Why LEDs Won’t Replace Green Screens
*This thought piece is originally published on IBC Daily.
There’s no denying that LED-based virtual production has become a bit of a buzzword in recent months. Shows like The Mandalorian have put the technology at the forefront of our news agenda, social media feeds, and industry events. As a result, we’ve seen broadcasters around the globe face the dilemma of whether to replace their virtual studios with a full LED setup.
To anyone wondering whether to make the switch, at Zero Density, our answer is always the same: Who says you need to make a decision at all? Our team has decades of experience helping clients like Fox Sports, Riot Games, and The Weather Channel deliver photoreal, high-performance real-time graphics for their studios. Trust us: it’s not about having LEDs or having green screens. It’s about having the choice.
There are advantages and disadvantages to both these technologies. With LEDs you can avoid green spill, have instant lighting, and help talent to present shows without the need to imagine what’s on the green screen behind them. But you can also run into problems achieving close-up shots without seeing any artefacts, hiding the seams between the screens, and managing delays between moving the camera and images catching up on screen.
“It’s not about having LEDs or having green screens. It’s about having the choice.”
That’s why in the future, we believe the broadcasters who will have the best real-time graphics are those who implement a hybrid workflow based on both virtual production and virtual studio technology. Though there’s a lot of pressure to think of LEDs as a replacement for green screens and AR, we simply see them as two tools that broadcasters have in their creative toolbox—like different paintbrushes that can help to create a work of art. And we can all agree that if you want to paint a lot of different paintings, it’s best to have as many brush options as possible.
With a hybrid workflow, broadcasters can simply select the best technology for the job at hand, and already, many of our users are proving just how powerful this can be. TF1’s Le Mag, for example, used our Reality software to power its virtual studio, augmented reality elements and its LED wall to enhance their live show. They utilized a coffee room-sized virtual studio to tell strong stories, used augmented reality to visualize players and scoreboards and took advantage of set extensions above the LED to create a virtual setting without any green screen.

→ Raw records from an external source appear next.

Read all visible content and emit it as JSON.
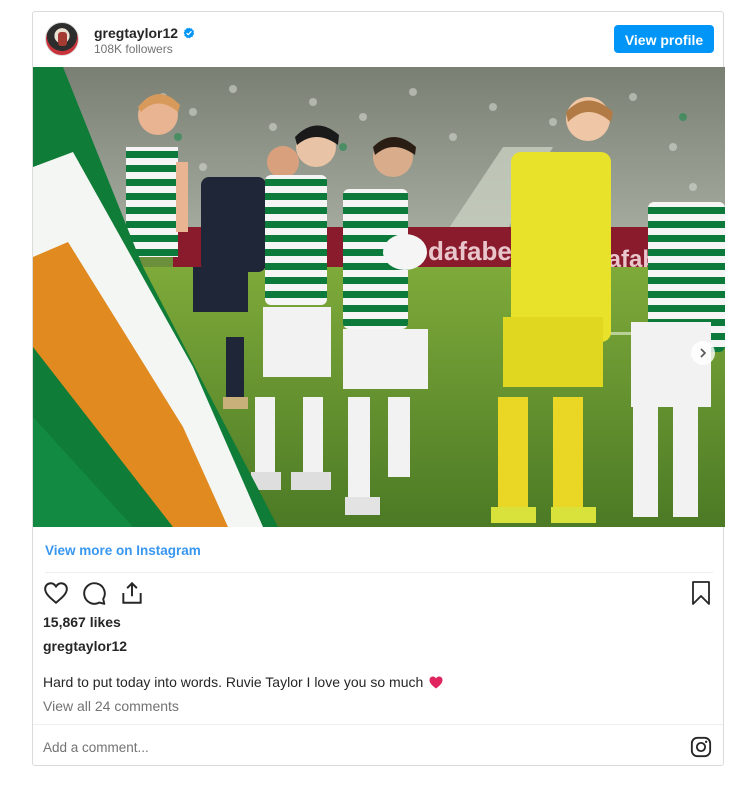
{
  "header": {
    "username": "gregtaylor12",
    "followers": "108K followers",
    "view_profile_label": "View profile",
    "verified_icon": "verified-badge-icon",
    "avatar_icon": "profile-avatar"
  },
  "photo": {
    "ad_boards": [
      "dafabet",
      "dafabet"
    ],
    "shirt_sponsor": "dafa"
  },
  "links": {
    "view_more": "View more on Instagram"
  },
  "actions": {
    "icons": [
      "heart-icon",
      "comment-icon",
      "share-icon",
      "bookmark-icon"
    ]
  },
  "post": {
    "likes": "15,867 likes",
    "owner": "gregtaylor12",
    "caption": "Hard to put today into words. Ruvie Taylor I love you so much",
    "view_comments": "View all 24 comments",
    "add_comment_placeholder": "Add a comment..."
  },
  "colors": {
    "accent": "#0095f6",
    "link": "#3897f0",
    "celtic_green": "#0b7a3b",
    "heart": "#e0245e"
  }
}
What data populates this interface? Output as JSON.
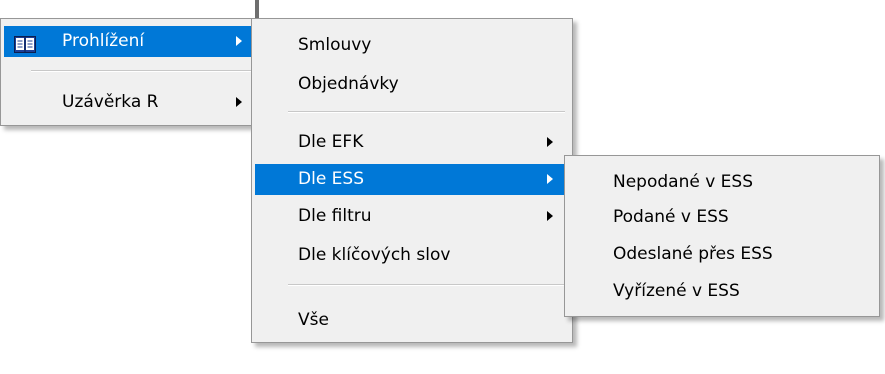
{
  "main_menu": {
    "items": [
      {
        "label": "Prohlížení",
        "icon": "book-icon",
        "has_submenu": true,
        "selected": true
      },
      {
        "label": "Uzávěrka R",
        "has_submenu": true,
        "selected": false
      }
    ]
  },
  "prohlizeni_submenu": {
    "items": [
      {
        "label": "Smlouvy"
      },
      {
        "label": "Objednávky"
      },
      {
        "label": "Dle EFK",
        "has_submenu": true
      },
      {
        "label": "Dle ESS",
        "has_submenu": true,
        "selected": true
      },
      {
        "label": "Dle filtru",
        "has_submenu": true
      },
      {
        "label": "Dle klíčových slov"
      },
      {
        "label": "Vše"
      }
    ]
  },
  "ess_submenu": {
    "items": [
      {
        "label": "Nepodané v ESS"
      },
      {
        "label": "Podané v ESS"
      },
      {
        "label": "Odeslané přes ESS"
      },
      {
        "label": "Vyřízené v ESS"
      }
    ]
  },
  "colors": {
    "menu_background": "#f0f0f0",
    "selection": "#0078d7",
    "selection_text": "#ffffff",
    "menu_border": "#979797"
  }
}
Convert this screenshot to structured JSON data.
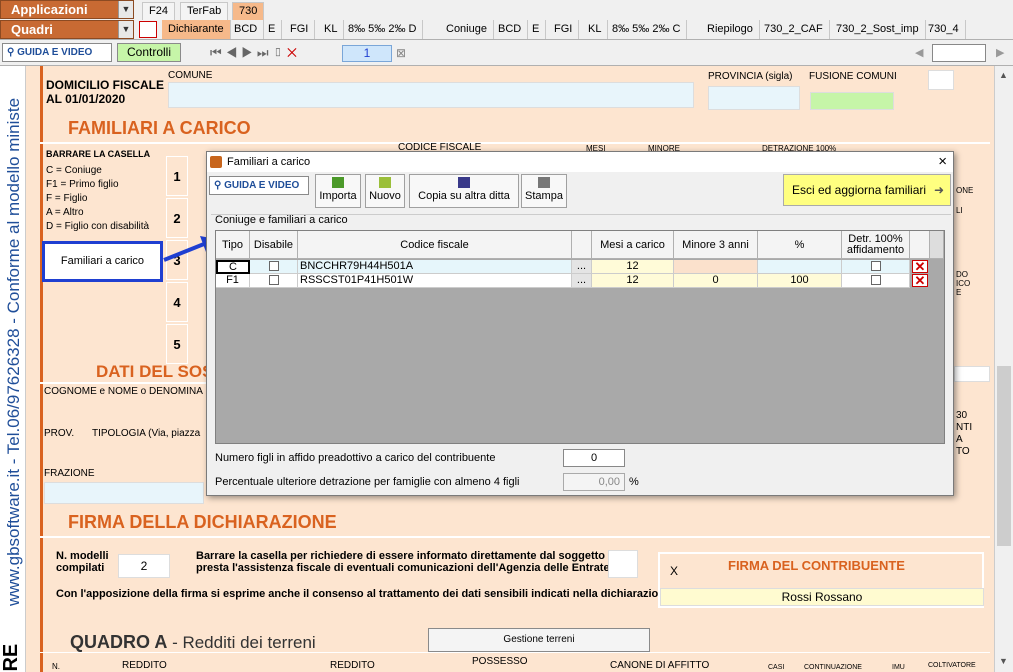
{
  "app": {
    "menu1": "Applicazioni",
    "menu2": "Quadri"
  },
  "top_tabs": [
    "F24",
    "TerFab",
    "730"
  ],
  "sub_tabs": [
    "Dichiarante",
    "BCD",
    "E",
    "FGI",
    "KL",
    "8‰ 5‰ 2‰ D",
    "Coniuge",
    "BCD",
    "E",
    "FGI",
    "KL",
    "8‰ 5‰ 2‰ C",
    "Riepilogo",
    "730_2_CAF",
    "730_2_Sost_imp",
    "730_4"
  ],
  "toolbar": {
    "guida": "GUIDA E VIDEO",
    "controlli": "Controlli",
    "page": "1"
  },
  "vstrip": {
    "text": "www.gbsoftware.it - Tel.06/97626328 - Conforme al modello ministe",
    "big": "ARE"
  },
  "form": {
    "domicilio": "DOMICILIO FISCALE\nAL 01/01/2020",
    "domicilio_l1": "DOMICILIO FISCALE",
    "domicilio_l2": "AL 01/01/2020",
    "comune": "COMUNE",
    "provincia": "PROVINCIA (sigla)",
    "fusione": "FUSIONE COMUNI",
    "familiari_title": "FAMILIARI A CARICO",
    "barrare": "BARRARE LA CASELLA",
    "legend": [
      "C = Coniuge",
      "F1 = Primo figlio",
      "F = Figlio",
      "A = Altro",
      "D = Figlio con disabilità"
    ],
    "codice_fiscale": "CODICE FISCALE",
    "mesi": "MESI",
    "minore": "MINORE",
    "detrazione": "DETRAZIONE 100%",
    "rows": [
      "1",
      "2",
      "3",
      "4",
      "5"
    ],
    "right_frag": [
      "ONE",
      "LI",
      "DO",
      "ICO",
      "E",
      "30",
      "NTI",
      "A",
      "TO"
    ],
    "dati_title": "DATI DEL SOSTI",
    "cognome": "COGNOME e NOME o DENOMINA",
    "prov": "PROV.",
    "tipologia": "TIPOLOGIA (Via, piazza",
    "frazione": "FRAZIONE",
    "firma_title": "FIRMA DELLA DICHIARAZIONE",
    "n_modelli": "N. modelli",
    "compilati": "compilati",
    "n_modelli_val": "2",
    "barrare_text1": "Barrare la casella per richiedere di essere informato direttamente dal soggetto che",
    "barrare_text2": "presta l'assistenza fiscale di eventuali comunicazioni dell'Agenzia delle Entrate",
    "consenso": "Con l'apposizione della firma si esprime anche il consenso al trattamento dei dati sensibili indicati nella dichiarazione",
    "firma_contribuente": "FIRMA DEL CONTRIBUENTE",
    "firma_x": "X",
    "firma_nome": "Rossi Rossano",
    "quadro_a": "QUADRO A",
    "quadro_a_sub": " - Redditi dei terreni",
    "gestione_terreni": "Gestione terreni",
    "bottom_headers": [
      "N.",
      "REDDITO",
      "REDDITO",
      "POSSESSO",
      "CANONE DI AFFITTO",
      "CASI",
      "CONTINUAZIONE",
      "IMU",
      "COLTIVATORE"
    ]
  },
  "callout": "Familiari a carico",
  "dialog": {
    "title": "Familiari a carico",
    "close": "×",
    "guida": "GUIDA E VIDEO",
    "buttons": [
      "Importa",
      "Nuovo",
      "Copia su altra ditta",
      "Stampa"
    ],
    "esci": "Esci ed aggiorna familiari",
    "group": "Coniuge e familiari a carico",
    "headers": [
      "Tipo",
      "Disabile",
      "Codice fiscale",
      "",
      "Mesi a carico",
      "Minore 3 anni",
      "%",
      "Detr. 100% affidamento"
    ],
    "rows": [
      {
        "tipo": "C",
        "cf": "BNCCHR79H44H501A",
        "mesi": "12",
        "minore": "",
        "perc": ""
      },
      {
        "tipo": "F1",
        "cf": "RSSCST01P41H501W",
        "mesi": "12",
        "minore": "0",
        "perc": "100"
      }
    ],
    "ellipsis": "...",
    "affido_label": "Numero figli in affido preadottivo a carico del contribuente",
    "affido_val": "0",
    "perc_label": "Percentuale ulteriore detrazione per famiglie con almeno 4 figli",
    "perc_val": "0,00",
    "perc_unit": "%"
  }
}
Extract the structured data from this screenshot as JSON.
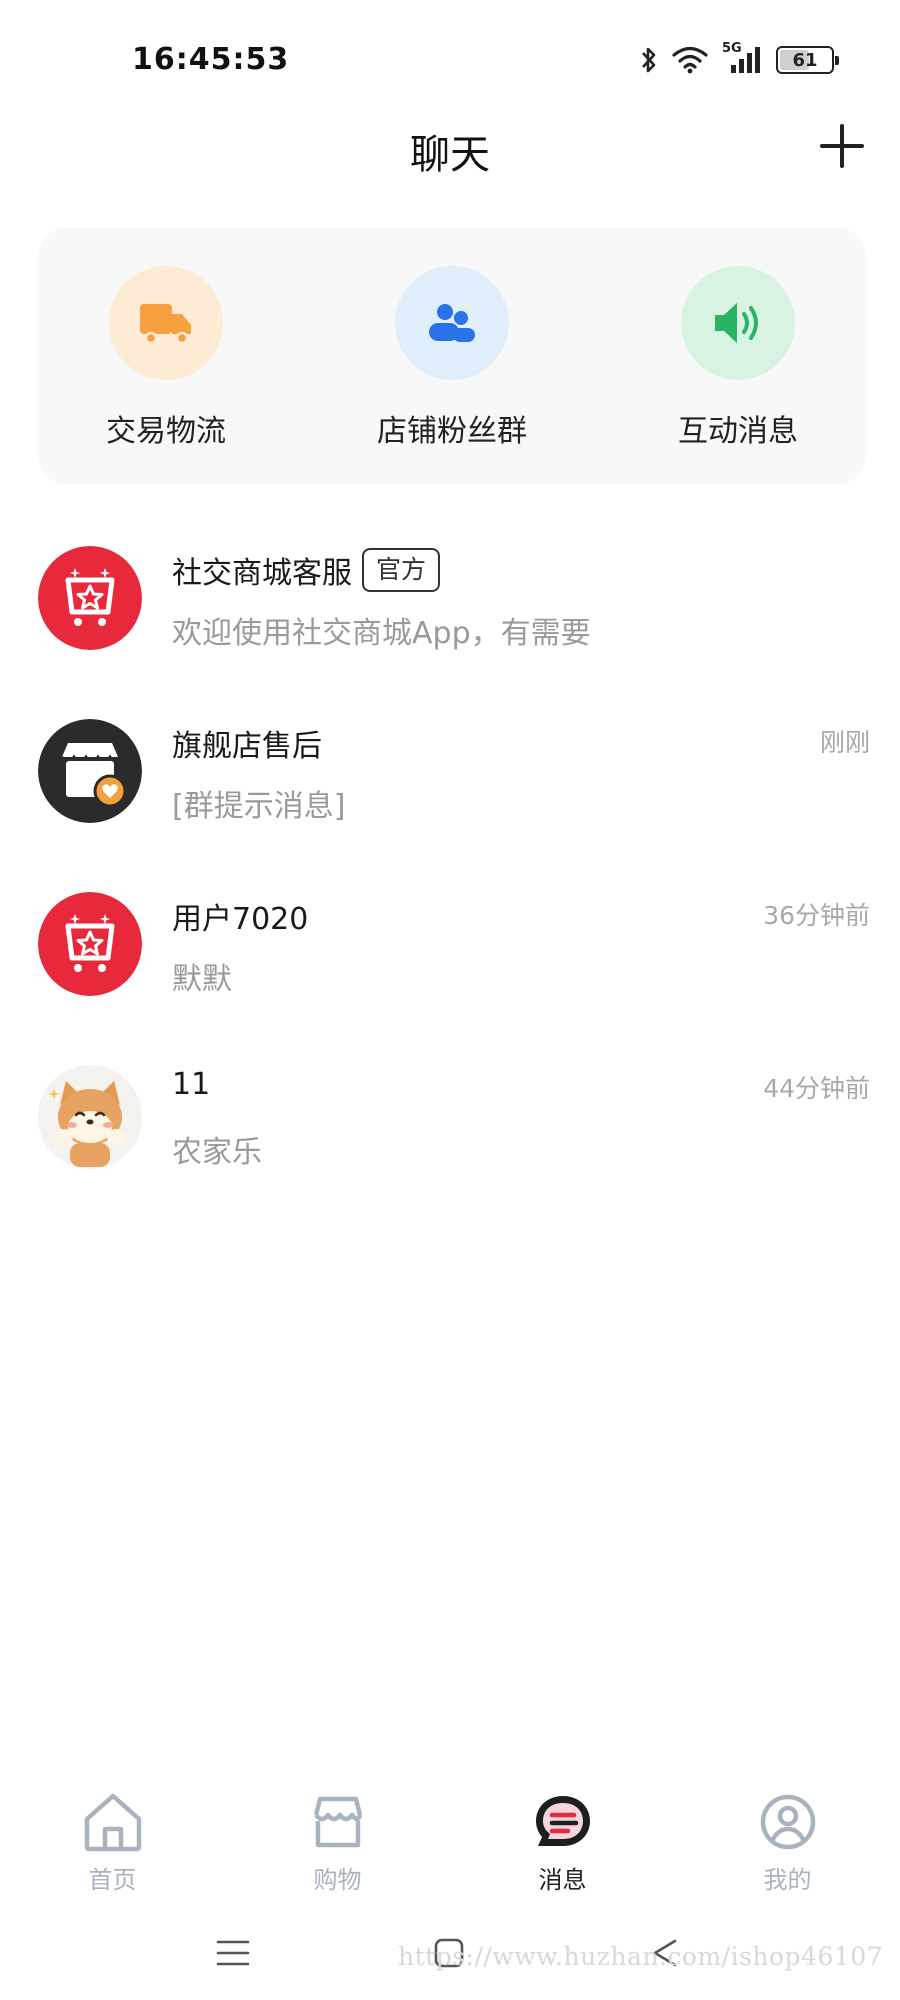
{
  "status_bar": {
    "time": "16:45:53",
    "network": "5G",
    "battery": "61",
    "battery_level": 0.61
  },
  "header": {
    "title": "聊天",
    "add_icon": "plus-icon"
  },
  "quick_actions": [
    {
      "label": "交易物流",
      "icon": "truck-icon",
      "bg": "#fdebd3",
      "color": "#f6a040"
    },
    {
      "label": "店铺粉丝群",
      "icon": "group-icon",
      "bg": "#e1eefc",
      "color": "#2a72e8"
    },
    {
      "label": "互动消息",
      "icon": "speaker-icon",
      "bg": "#d9f3e2",
      "color": "#28b463"
    }
  ],
  "chats": [
    {
      "name": "社交商城客服",
      "badge": "官方",
      "preview": "欢迎使用社交商城App，有需要",
      "time": "",
      "avatar": "shop-cart-avatar"
    },
    {
      "name": "旗舰店售后",
      "badge": "",
      "preview": "[群提示消息]",
      "time": "刚刚",
      "avatar": "store-avatar"
    },
    {
      "name": "用户7020",
      "badge": "",
      "preview": "默默",
      "time": "36分钟前",
      "avatar": "shop-cart-avatar"
    },
    {
      "name": "11",
      "badge": "",
      "preview": "农家乐",
      "time": "44分钟前",
      "avatar": "shiba-dog-avatar"
    }
  ],
  "bottom_nav": [
    {
      "label": "首页",
      "icon": "home-icon",
      "active": false
    },
    {
      "label": "购物",
      "icon": "shop-icon",
      "active": false
    },
    {
      "label": "消息",
      "icon": "message-icon",
      "active": true
    },
    {
      "label": "我的",
      "icon": "profile-icon",
      "active": false
    }
  ],
  "watermark": "https://www.huzhan.com/ishop46107",
  "colors": {
    "brand_red": "#e8293b",
    "nav_inactive": "#a9b3c0"
  }
}
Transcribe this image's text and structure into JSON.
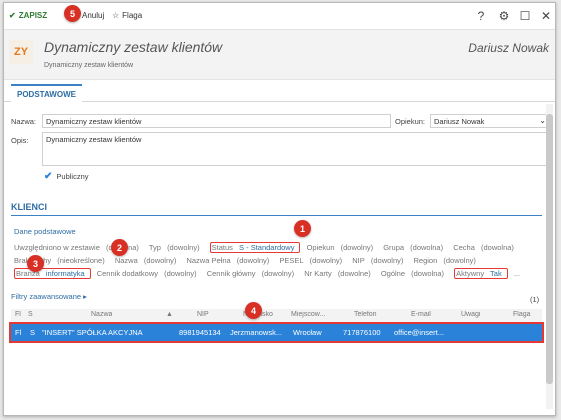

Meanwhile, for its “MLB on TBS” studio shows, Turner Sports also used a combination of LEDs, green screens and AR elements that created a studio look that was distinct from other sports broadcasters. There were floor decals backed with a green screen that let you insert a variety of graphics within them, and a freestanding chroma key wall as well as a LED video wall behind the anchor desk to showcase each individual show and team branding. The broadcast team could simply rely on whichever solution fits best for the shot in addition to blending them together to create a full picture. It wasn’t just a huge success. I believe it’s the future of broadcast as we know it.